Studies & Scientific Reports
medRxiv by Cold Spring Harbor Laboratory (CSHL)
For the first time worldwide, the University of Florida succeeded in detecting living Sars-CoV-2 in the air and 5 meters away from the patient. This clearly proves aerosol transmission and standard ventilation in interior spaces is not enough. In addition, it was confirmed that the virus stays infectious for up to3 hours in the air.
The Lancet - Respiratory Medicine
The analysis shows that the most dangerous particles are those that are less than 0.1 µm in size - much smaller than usual aerosols (3-5 µm).
National Institutes of Health, Hamilton, USA
Aerosol and surface stability of HCoV-19 (SARS-CoV-2) compared to SARS-CoV-1
National Academy of Sciences, USA
The airborne lifetime of small speech droplets and their potential importance in SARS-CoV-2 transmission
National Academy of Sciences, USA
Infectious virus in exhaled breath of symptomatic seasonal influenza cases from a college community
The Journal of Clinical Investigation, USA
Metabolic effects of air pollution exposure and reversibility:
It has long been known that air pollution in city centers has negative effects on people. It has now been analyzed and proven by Johns Hopkins University that fine dust / car exhaust fumes lead to an increased risk of diabetes. We're exposed to that pollutants also in indoor environments, especially in big cities.
Science Mag - American Association For The Advancement of Science
Respiratory infections occur through the transmission of virus-containing droplets (>5 to 10 μm) and aerosols (≤5 μm) exhaled from infected individuals during breathing, speaking, coughing, and sneezing.
Université Laval in Québec, Canada
Clinical Infectious Diseases (2015; doi: 10.1093/cid/civ321) - Detection and Quantification of Airborne Norovirus During Outbreaks in Healthcare Facilities
Medical Research Institute, Chungbuk National University, Republic of Korea
Infection and Rapid Transmission of SARS-CoV-2 in Ferrets
Nature Research Journal
Aerosol emission and superemission during human speech increase with voice loudness
New England Journal of Medicine
Aerosol and Surface Stability of SARS-CoV-2 as Compared with SARS-CoV-1
JAMA Network - American Medical Association
Turbulent Gas Clouds and Respiratory Pathogen Emissions Potential Implications for Reducing Transmission of COVID-19

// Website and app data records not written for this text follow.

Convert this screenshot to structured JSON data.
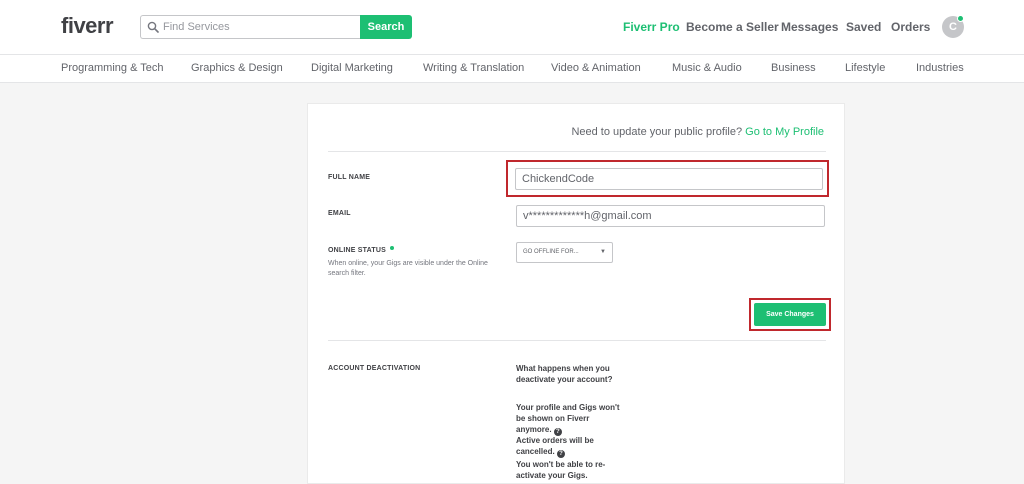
{
  "header": {
    "logo": "fiverr",
    "search_placeholder": "Find Services",
    "search_button": "Search",
    "nav": {
      "pro": "Fiverr Pro",
      "seller": "Become a Seller",
      "messages": "Messages",
      "saved": "Saved",
      "orders": "Orders"
    },
    "avatar_initial": "C"
  },
  "categories": [
    "Programming & Tech",
    "Graphics & Design",
    "Digital Marketing",
    "Writing & Translation",
    "Video & Animation",
    "Music & Audio",
    "Business",
    "Lifestyle",
    "Industries"
  ],
  "settings": {
    "profile_prompt": "Need to update your public profile?",
    "profile_link": "Go to My Profile",
    "full_name_label": "FULL NAME",
    "full_name_value": "ChickendCode",
    "email_label": "EMAIL",
    "email_value": "v*************h@gmail.com",
    "online_status_label": "ONLINE STATUS",
    "online_status_help": "When online, your Gigs are visible under the Online search filter.",
    "online_status_select": "GO OFFLINE FOR...",
    "save_button": "Save Changes",
    "deactivation_label": "ACCOUNT DEACTIVATION",
    "deactivation_question": "What happens when you deactivate your account?",
    "deactivation_items": [
      "Your profile and Gigs won't be shown on Fiverr anymore.",
      "Active orders will be cancelled.",
      "You won't be able to re-activate your Gigs."
    ]
  },
  "colors": {
    "brand_green": "#1dbf73",
    "highlight_red": "#c0282d"
  }
}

A woman spread COVID to 27 customers at a Starbucks. Its mask-wearing employees escaped infection:
"The virus may spread where people can’t wear masks while eating or drinking tea, as witnessed at the Starbucks in Paju,"
‘A Smoking Gun’: Infectious Coronavirus Retrieved From Hospital Air

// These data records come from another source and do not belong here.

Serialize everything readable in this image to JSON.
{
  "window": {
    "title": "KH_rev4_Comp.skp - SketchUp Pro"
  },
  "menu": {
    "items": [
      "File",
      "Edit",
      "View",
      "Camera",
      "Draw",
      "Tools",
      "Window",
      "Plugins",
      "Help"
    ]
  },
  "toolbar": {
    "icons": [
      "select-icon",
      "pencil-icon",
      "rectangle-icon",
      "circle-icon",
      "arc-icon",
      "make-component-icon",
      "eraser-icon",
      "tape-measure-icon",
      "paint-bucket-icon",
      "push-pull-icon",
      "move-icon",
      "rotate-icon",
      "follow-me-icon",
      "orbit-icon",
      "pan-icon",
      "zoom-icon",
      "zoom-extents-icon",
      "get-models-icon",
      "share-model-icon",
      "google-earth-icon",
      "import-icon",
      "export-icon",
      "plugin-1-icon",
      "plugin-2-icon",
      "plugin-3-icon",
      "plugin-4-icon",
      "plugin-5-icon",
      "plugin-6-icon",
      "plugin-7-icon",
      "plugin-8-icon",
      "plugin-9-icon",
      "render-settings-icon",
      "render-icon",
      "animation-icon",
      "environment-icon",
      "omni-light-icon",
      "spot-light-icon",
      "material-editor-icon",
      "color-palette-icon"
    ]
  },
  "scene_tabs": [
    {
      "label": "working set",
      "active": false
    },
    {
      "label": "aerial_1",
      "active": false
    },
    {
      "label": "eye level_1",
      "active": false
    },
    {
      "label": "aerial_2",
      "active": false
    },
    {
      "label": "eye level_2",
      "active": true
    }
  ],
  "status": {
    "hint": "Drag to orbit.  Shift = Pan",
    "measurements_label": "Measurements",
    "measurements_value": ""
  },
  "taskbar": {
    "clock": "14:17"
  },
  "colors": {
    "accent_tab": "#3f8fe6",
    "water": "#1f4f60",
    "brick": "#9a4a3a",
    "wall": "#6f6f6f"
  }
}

Six feet not far enough to stop virus transmission in light winds: study
Pulse News Korea
The Convergence for Emerging Virus Infection (CEVI) Research Group at the Korea Research Institute of Chemical Technology finds neutralizing antibodies against COVID-19
You're most likely to catch the coronavirus after other infected people cough, sneeze, or talk near you

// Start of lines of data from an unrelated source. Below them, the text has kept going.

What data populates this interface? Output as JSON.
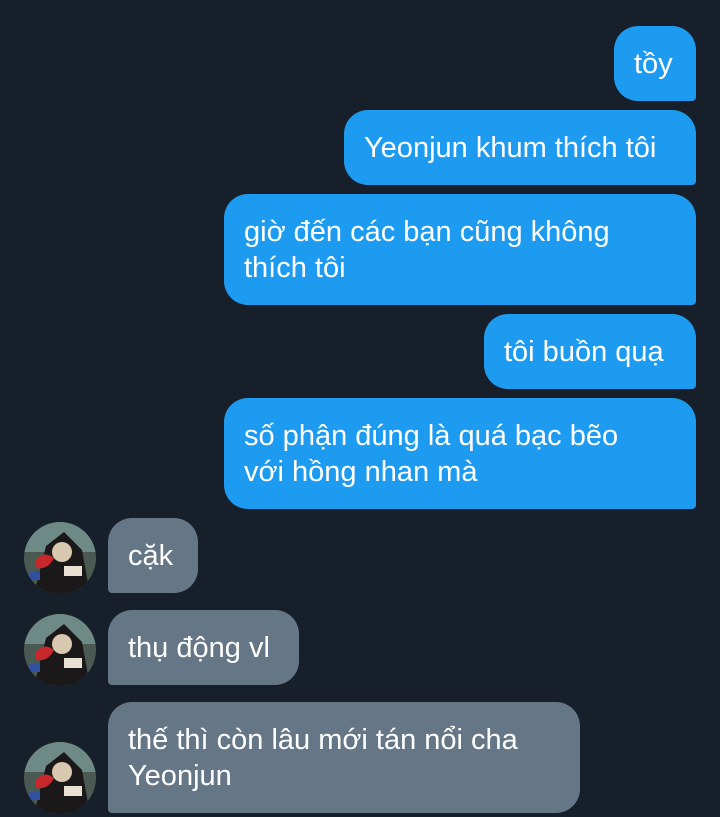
{
  "conversation": {
    "messages": [
      {
        "direction": "outgoing",
        "text": "tồy"
      },
      {
        "direction": "outgoing",
        "text": "Yeonjun khum thích tôi"
      },
      {
        "direction": "outgoing",
        "text": "giờ đến các bạn cũng không\nthích tôi"
      },
      {
        "direction": "outgoing",
        "text": "tôi buồn quạ"
      },
      {
        "direction": "outgoing",
        "text": "số phận đúng là quá bạc bẽo\nvới hồng nhan mà"
      },
      {
        "direction": "incoming",
        "text": "cặk",
        "avatar": "cartoon-avatar"
      },
      {
        "direction": "incoming",
        "text": "thụ động vl",
        "avatar": "cartoon-avatar"
      },
      {
        "direction": "incoming",
        "text": "thế thì còn lâu mới tán nổi cha\nYeonjun",
        "avatar": "cartoon-avatar"
      }
    ]
  },
  "colors": {
    "background": "#17202a",
    "outgoing_bubble": "#1d9bf0",
    "incoming_bubble": "#657786",
    "text": "#ffffff"
  }
}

A new study shows that SARS-CoV-2 can linger in the air for hours and on some materials for days
The new coronavirus can likely remain airborne for some time
Italia Ministry of Health
How is the new Coronavirus transmitted from person to person?
The new Coronavirus is a respiratory virus that spreads mainly through close contact with a sick person. The primary route is the breath droplets of infected people through, for example:
- saliva, coughing and sneezing
- direct personal contacts
- hands, e.g. touching with contaminated (not yet washed) mouth, nose or eyes
What is the definition of close contact?
The "close contact" (high risk exposure) of a probable or confirmed case is defined as:
a person who has had direct (face-to-face) contact with a COVID-19 case, at a distance of less than 2 metres and at least 15 minutes
a person who has been in a closed environment (e.g. classroom, meeting room, hospital waiting room) with a COVID-19 case in the absence of suitable PPE